Dr Sarah Taylor (pictured below) recently completed her PhD within the school of Mathematical and Geospatial Sciences at RMIT University. Her research examined live music in Sydney and Melbourne between the early 1980s and mid 2000s, combining her love of data, music and Geographic Information Systems (GIS) to examine the growth and decline of the live music scene in those cities.

Dr Sarah Taylor (Photo: ABC News)

Dr Taylor’s PhD ultimately tells the story of restructuring through the use of historical maps and statistics, dates, locations, and qualitative interviews with musicians and other first-hand accounts. The goal of the thesis was to help understand a period of substantial change for live music in Australian cities, and to demonstrate the utility of spatial analysis in social research.

A big part of the research comprised building a custom historical geodatabase of live music locations (the venues, band names, and gig dates), using samples of old gig listing publications. Sarah also combined the outputs of the quantitative data analytics with interviews with music scene participants, helping to better understand patterns of live music change and the factors contributing to this.

How AURIN was used

A large component of the analytics involved geocoding music venues. Many live music venues are licensed premises; as a result, the AURIN Victorian Liquor Licensing data (Dataset: Licensed Alcohol Outlets for Victoria) provided an an invaluable first step when for new geocode locations for unmatched venues. In addition, the easy access to electronic gambling machine (“pokies”) data (Dataset: Gaming Venues 2013 for Victoria) helped to produce some compelling maps which Dr Taylor presented at seminars; these showed that pokies have dispersed across Melbourne, but live music has tended to get closer together over time. Dr Taylor highlighted the accessibility, reliability and trustworthiness of AURIN’s datasets as one of the key drivers behind her use of it:

The best part about AURIN was knowing that trustworthy official data was readily accessible, with no tiring and off-putting email trails required.
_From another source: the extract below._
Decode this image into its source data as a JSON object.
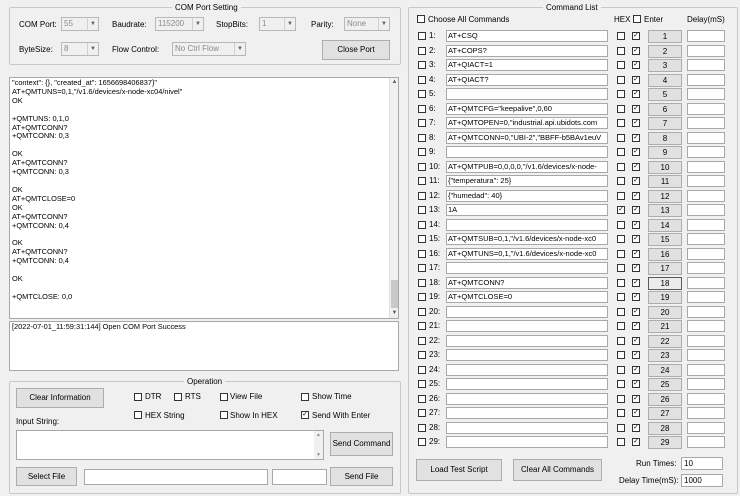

It switched the focus to getting on with research, rather than second-guessing the available data or my ability to obtain it. I really noticed the difference for equivalent NSW data that was not available on AURIN: I did eventually obtain the data but there were many forms and emails and to-ing and fro-ing, it was not conducive to research

Impact of the research

Dr Taylor’s research uncovered a richer description of change over time for live music: the GIS approach made it possible to understand that what participants mean by “decline” does not necessarily mean fewer gigs, or even fewer venues. In Melbourne, “decline means It can mean more gigs in aggregation, but fewer gigs per band, in spatially constrained locations, with a large dependency on particular venues. By contrast, Sydney’s live music scene was characterised by gigs further apart and with less concentration</p?

Dr Taylor’s novel research, supported by AURIN’s authoritative datasets, has received wide attention. Dr Taylor has shared her findings at a public lecture at the State Library of NSW, on radio (RRR, PBS, and 2ser and 774), and in a popular ABC article . In June 2017 Dr Taylor will be presenting at the Place of Music Conference at the University of Loughborough in the UK, to a group of researchers that she admires and has cited extensively. One highlight of Dr Taylor’s research was attending a lecture from a visiting academic, and seeing her own work getting its own slide:

I know this may be routine for more senior academics, but it was a novelty to me. I have been really pleased at the interest in my project from musicians: the maps and the data connect in a non-abstract way that is very important to me. It has been a very cross-disciplinary project, and has (successfully, I believe) demonstrated the utility of GIS in social research